__YOUR OBJECTIVE__: The answer consists of one number: how many lines of the data below include the string "Suite".

__Data records for software interfaces__:
*** Block opens ***

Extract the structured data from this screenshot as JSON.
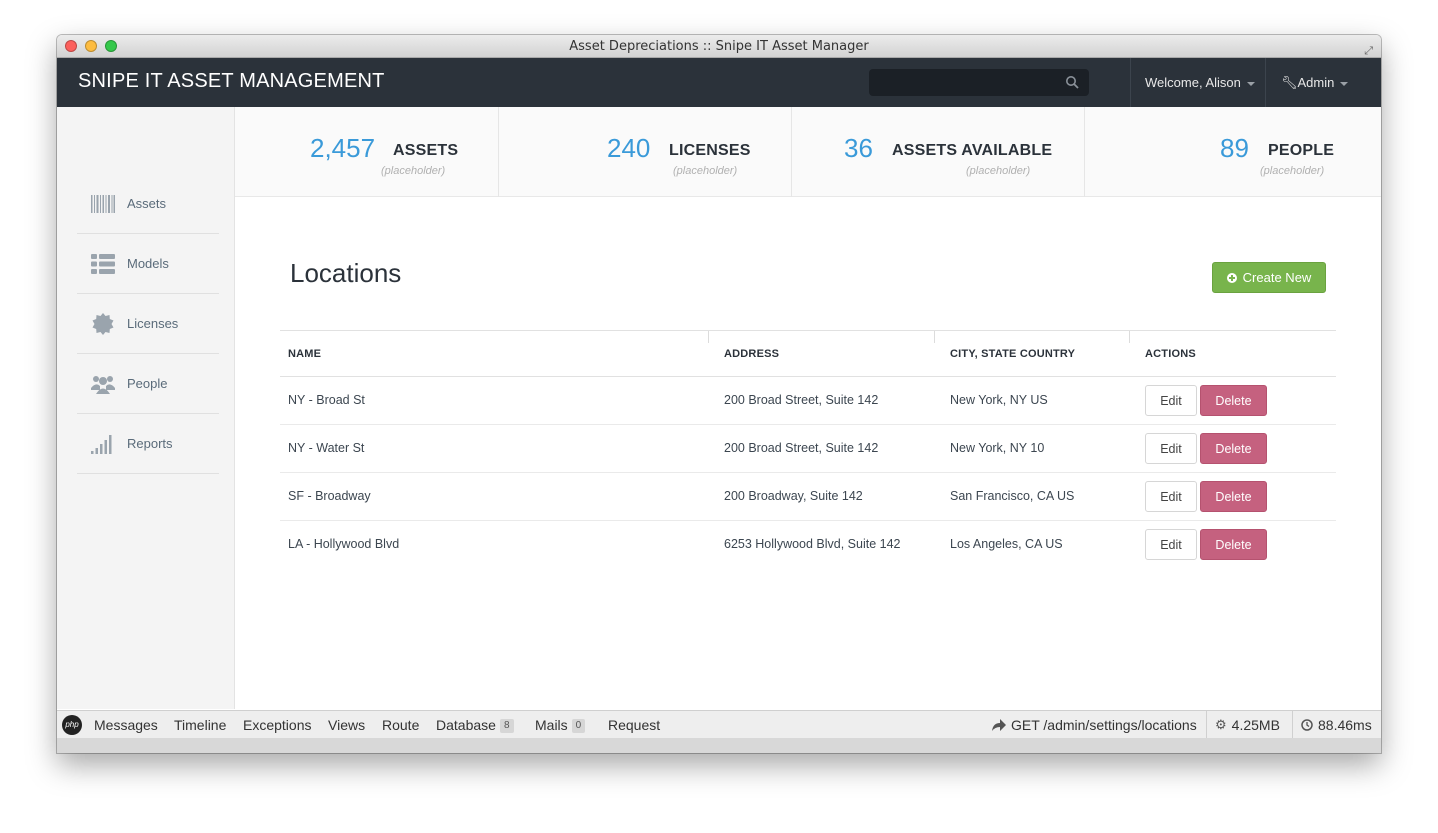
{
  "window": {
    "title": "Asset Depreciations :: Snipe IT Asset Manager"
  },
  "navbar": {
    "brand": "SNIPE IT ASSET MANAGEMENT",
    "search_placeholder": "",
    "welcome": "Welcome, Alison",
    "admin": "Admin"
  },
  "sidebar": {
    "items": [
      {
        "label": "Assets",
        "icon": "barcode-icon"
      },
      {
        "label": "Models",
        "icon": "list-icon"
      },
      {
        "label": "Licenses",
        "icon": "certificate-icon"
      },
      {
        "label": "People",
        "icon": "group-icon"
      },
      {
        "label": "Reports",
        "icon": "signal-icon"
      }
    ]
  },
  "stats": [
    {
      "value": "2,457",
      "label": "ASSETS",
      "sub": "(placeholder)"
    },
    {
      "value": "240",
      "label": "LICENSES",
      "sub": "(placeholder)"
    },
    {
      "value": "36",
      "label": "ASSETS AVAILABLE",
      "sub": "(placeholder)"
    },
    {
      "value": "89",
      "label": "PEOPLE",
      "sub": "(placeholder)"
    }
  ],
  "main": {
    "title": "Locations",
    "create_label": "Create New",
    "columns": [
      "NAME",
      "ADDRESS",
      "CITY, STATE COUNTRY",
      "ACTIONS"
    ],
    "rows": [
      {
        "name": "NY - Broad St",
        "address": "200 Broad Street, Suite 142",
        "city": "New York, NY US"
      },
      {
        "name": "NY - Water St",
        "address": "200 Broad Street, Suite 142",
        "city": "New York, NY 10"
      },
      {
        "name": "SF - Broadway",
        "address": "200 Broadway, Suite 142",
        "city": "San Francisco, CA US"
      },
      {
        "name": "LA - Hollywood Blvd",
        "address": "6253 Hollywood Blvd, Suite 142",
        "city": "Los Angeles, CA US"
      }
    ],
    "edit_label": "Edit",
    "delete_label": "Delete"
  },
  "debugbar": {
    "logo": "php",
    "tabs": [
      "Messages",
      "Timeline",
      "Exceptions",
      "Views",
      "Route",
      "Database",
      "Mails",
      "Request"
    ],
    "database_count": "8",
    "mails_count": "0",
    "route": "GET /admin/settings/locations",
    "memory": "4.25MB",
    "time": "88.46ms"
  },
  "colors": {
    "navbar": "#2b323a",
    "accent_blue": "#3a9ad9",
    "create_green": "#78b44c",
    "delete_pink": "#c5617f"
  }
}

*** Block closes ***

__SOLUTION TO THE EXERCISE__: 4